→ **Your task**
Going line by line through the entries below, tally those that hold the string "screenshot". Give only the total.

→ **Recorded data**
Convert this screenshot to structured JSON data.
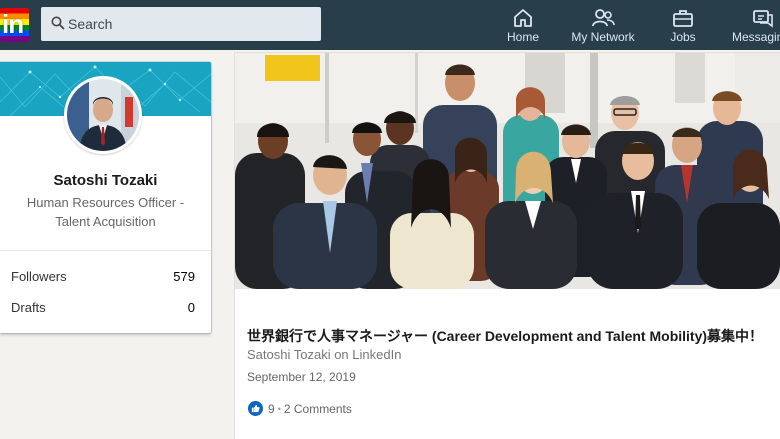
{
  "nav": {
    "search_placeholder": "Search",
    "items": [
      {
        "label": "Home",
        "icon": "home-icon"
      },
      {
        "label": "My Network",
        "icon": "network-icon"
      },
      {
        "label": "Jobs",
        "icon": "briefcase-icon"
      },
      {
        "label": "Messaging",
        "icon": "messaging-icon"
      }
    ]
  },
  "profile": {
    "name": "Satoshi Tozaki",
    "headline": "Human Resources Officer - Talent Acquisition",
    "stats": [
      {
        "label": "Followers",
        "value": "579"
      },
      {
        "label": "Drafts",
        "value": "0"
      }
    ]
  },
  "article": {
    "title": "世界銀行で人事マネージャー (Career Development and Talent Mobility)募集中！",
    "author": "Satoshi Tozaki on LinkedIn",
    "date": "September 12, 2019",
    "likes": "9",
    "separator": "•",
    "comments": "2 Comments"
  },
  "colors": {
    "topbar": "#283e4a",
    "search_bg": "#e1e9ee",
    "cover": "#1aa4c0",
    "like": "#0a66c2"
  }
}
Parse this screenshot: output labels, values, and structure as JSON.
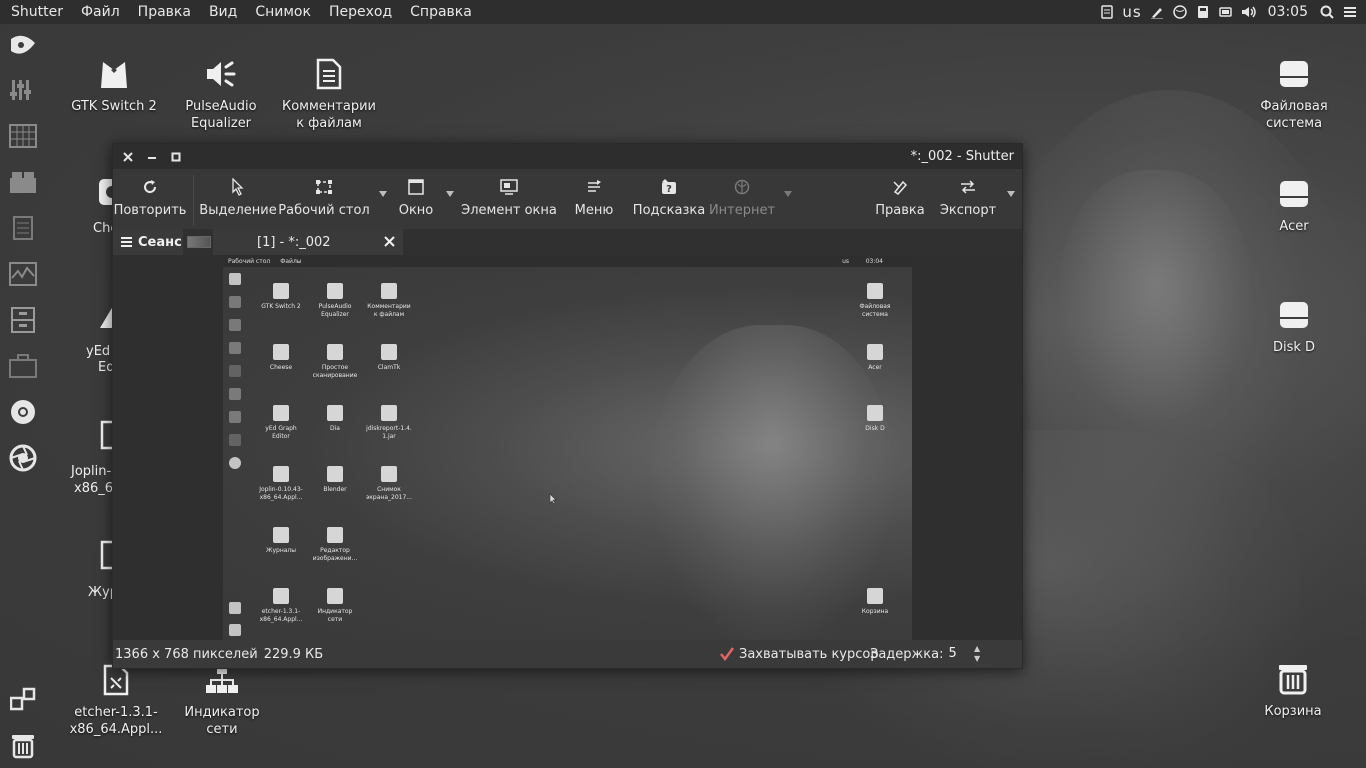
{
  "top_panel": {
    "app_name": "Shutter",
    "menus": [
      "Файл",
      "Правка",
      "Вид",
      "Снимок",
      "Переход",
      "Справка"
    ],
    "keyboard_layout": "us",
    "clock": "03:05"
  },
  "desktop_icons": {
    "gtk_switch": "GTK Switch 2",
    "pulseaudio": "PulseAudio Equalizer",
    "comments": "Комментарии к файлам",
    "filesystem": "Файловая система",
    "acer": "Acer",
    "disk_d": "Disk D",
    "cheese_partial": "Che",
    "yed_partial_1": "yEd",
    "yed_partial_2": "Ed",
    "joplin_partial_1": "Joplin-",
    "joplin_partial_2": "x86_6",
    "journal_partial": "Жур",
    "etcher": "etcher-1.3.1-x86_64.Appl...",
    "network": "Индикатор сети",
    "trash": "Корзина"
  },
  "window": {
    "title": "*:_002 - Shutter",
    "toolbar": {
      "redo": "Повторить",
      "selection": "Выделение",
      "desktop": "Рабочий стол",
      "window": "Окно",
      "window_element": "Элемент окна",
      "menu": "Меню",
      "tooltip": "Подсказка",
      "internet": "Интернет",
      "edit": "Правка",
      "export": "Экспорт"
    },
    "tabs": {
      "session": "Сеанс",
      "doc": "[1] - *:_002"
    },
    "status": {
      "dimensions": "1366 x 768 пикселей",
      "size": "229.9 КБ",
      "capture_cursor": "Захватывать курсор",
      "delay_label": "Задержка:",
      "delay_value": "5"
    }
  },
  "screenshot": {
    "panel_menus": [
      "Рабочий стол",
      "Файлы"
    ],
    "keyboard_layout": "us",
    "clock": "03:04",
    "icons": [
      {
        "line1": "GTK Switch 2",
        "line2": ""
      },
      {
        "line1": "PulseAudio",
        "line2": "Equalizer"
      },
      {
        "line1": "Комментарии",
        "line2": "к файлам"
      },
      {
        "line1": "Cheese",
        "line2": ""
      },
      {
        "line1": "Простое",
        "line2": "сканирование"
      },
      {
        "line1": "ClamTk",
        "line2": ""
      },
      {
        "line1": "yEd Graph",
        "line2": "Editor"
      },
      {
        "line1": "Dia",
        "line2": ""
      },
      {
        "line1": "jdiskreport-1.4.",
        "line2": "1.jar"
      },
      {
        "line1": "Joplin-0.10.43-",
        "line2": "x86_64.Appl..."
      },
      {
        "line1": "Blender",
        "line2": ""
      },
      {
        "line1": "Снимок",
        "line2": "экрана_2017..."
      },
      {
        "line1": "Журналы",
        "line2": ""
      },
      {
        "line1": "Редактор",
        "line2": "изображени..."
      },
      {
        "line1": "etcher-1.3.1-",
        "line2": "x86_64.Appl..."
      },
      {
        "line1": "Индикатор",
        "line2": "сети"
      }
    ],
    "right_icons": [
      {
        "line1": "Файловая",
        "line2": "система"
      },
      {
        "line1": "Acer",
        "line2": ""
      },
      {
        "line1": "Disk D",
        "line2": ""
      },
      {
        "line1": "Корзина",
        "line2": ""
      }
    ]
  },
  "colors": {
    "panel": "#2e2e2e",
    "window_bg": "#3a3a3a",
    "checkbox_accent": "#e06666"
  }
}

→ **Answer to this task**
3